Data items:
= Beginning of Section =

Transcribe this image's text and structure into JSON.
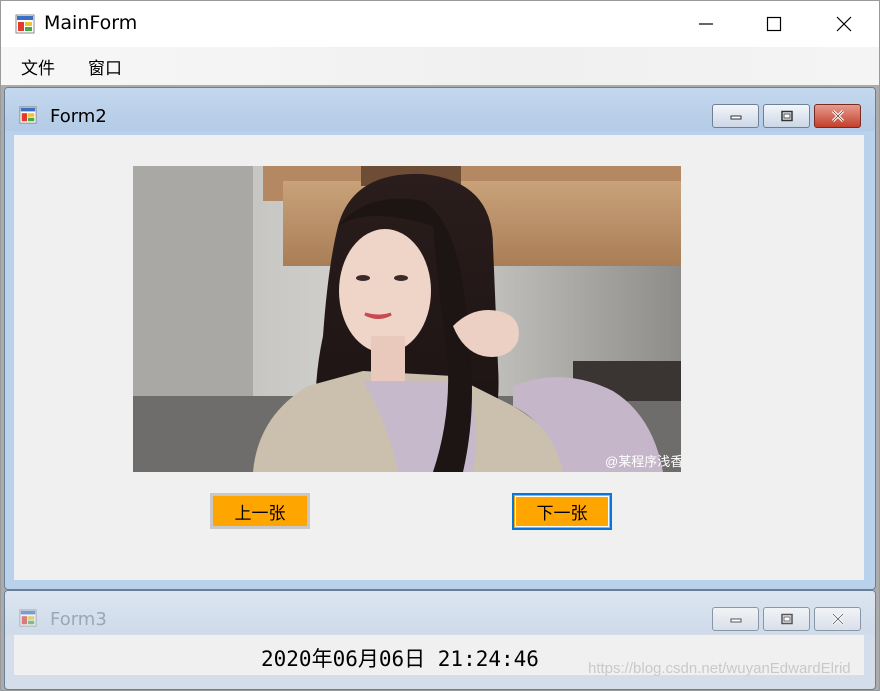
{
  "main_window": {
    "title": "MainForm",
    "icon": "winforms-app-icon",
    "controls": {
      "minimize": "minimize-icon",
      "maximize": "maximize-icon",
      "close": "close-icon"
    }
  },
  "menu": {
    "items": [
      {
        "label": "文件"
      },
      {
        "label": "窗口"
      }
    ]
  },
  "form2": {
    "title": "Form2",
    "icon": "winforms-app-icon",
    "image": {
      "alt": "photo-of-woman",
      "overlay_text": "@某程序浅香"
    },
    "prev_button": "上一张",
    "next_button": "下一张",
    "colors": {
      "button_bg": "#ffa500",
      "focus_border": "#0a74d8"
    }
  },
  "form3": {
    "title": "Form3",
    "icon": "winforms-app-icon",
    "time_label": "2020年06月06日 21:24:46"
  },
  "watermark": "https://blog.csdn.net/wuyanEdwardElrid"
}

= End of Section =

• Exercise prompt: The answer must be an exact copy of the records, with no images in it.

• Problem solution:
Transcribe this image's text and structure into JSON.
{
  "main_window": {
    "title": "MainForm",
    "icon": "winforms-app-icon",
    "controls": {
      "minimize": "minimize-icon",
      "maximize": "maximize-icon",
      "close": "close-icon"
    }
  },
  "menu": {
    "items": [
      {
        "label": "文件"
      },
      {
        "label": "窗口"
      }
    ]
  },
  "form2": {
    "title": "Form2",
    "icon": "winforms-app-icon",
    "image": {
      "alt": "photo-of-woman",
      "overlay_text": "@某程序浅香"
    },
    "prev_button": "上一张",
    "next_button": "下一张",
    "colors": {
      "button_bg": "#ffa500",
      "focus_border": "#0a74d8"
    }
  },
  "form3": {
    "title": "Form3",
    "icon": "winforms-app-icon",
    "time_label": "2020年06月06日 21:24:46"
  },
  "watermark": "https://blog.csdn.net/wuyanEdwardElrid"
}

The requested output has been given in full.